Cao, Guodong, Ding, Cheng, Ruan, Dongliang, Chen, Zhaobin, Wu, Huiqin, Hong, Yanjun, Cai, Zongwei
Food control 2019 v.96 pp. 494-498
cooking fats and oils, deep fat frying, gas chromatography-mass spectrometry, kitchen waste, monoacylglycerols, olive oil, public health, screening
Under deep frying conditions, edible oil will release a variety of deterioration chemicals that have been implicated in many diseases. Unscrupulous traders may refine used cooking oil and adulterate it as qualified edible oil, thus posing threats to public health. This research aimed to discover the chemical markers of used cooking oil by using gas chromatography-mass spectrometry (GC-MS) based profiling. Our results suggested that six monoglycerides could be used as endogenous markers to discriminate used cooking oil from fresh edible oil.

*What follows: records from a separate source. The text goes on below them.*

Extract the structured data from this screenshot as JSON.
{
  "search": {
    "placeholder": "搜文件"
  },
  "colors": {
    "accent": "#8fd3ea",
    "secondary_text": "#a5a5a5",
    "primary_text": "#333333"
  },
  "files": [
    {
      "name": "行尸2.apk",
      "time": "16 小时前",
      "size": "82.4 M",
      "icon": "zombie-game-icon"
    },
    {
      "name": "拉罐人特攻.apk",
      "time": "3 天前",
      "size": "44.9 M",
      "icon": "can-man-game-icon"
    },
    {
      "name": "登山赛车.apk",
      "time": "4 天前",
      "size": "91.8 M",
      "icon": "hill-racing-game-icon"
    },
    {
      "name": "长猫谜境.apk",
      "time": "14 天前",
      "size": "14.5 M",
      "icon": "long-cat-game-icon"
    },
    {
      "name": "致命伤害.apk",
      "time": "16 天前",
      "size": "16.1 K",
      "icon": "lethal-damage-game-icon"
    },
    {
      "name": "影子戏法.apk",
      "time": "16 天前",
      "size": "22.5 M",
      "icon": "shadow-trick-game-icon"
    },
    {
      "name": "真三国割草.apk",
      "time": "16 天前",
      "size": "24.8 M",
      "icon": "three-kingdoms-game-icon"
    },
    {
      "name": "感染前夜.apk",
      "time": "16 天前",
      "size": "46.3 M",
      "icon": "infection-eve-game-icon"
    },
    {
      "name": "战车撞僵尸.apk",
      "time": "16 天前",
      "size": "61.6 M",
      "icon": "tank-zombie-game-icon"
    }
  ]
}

Accumulation behaviors of those markers in continuous heating process were observed. A quantitative GC-MS method was further developed for the six monoglycerides with good accuracy, precision and reproducibility. This method enabled the authentication of commercial olive oil adulterated with 1% deep fried oil. Abnormally high levels of the monoglycerides markers had also been determined in 116 gutter oil samples. Therefore, quantitation of six monoglycerides markers by GC-MS could be a promising approach for elucidating the degradation state of edible oil, authenticating commercial oil products adulterated with used cooking oil, as well as screening of gutter oil.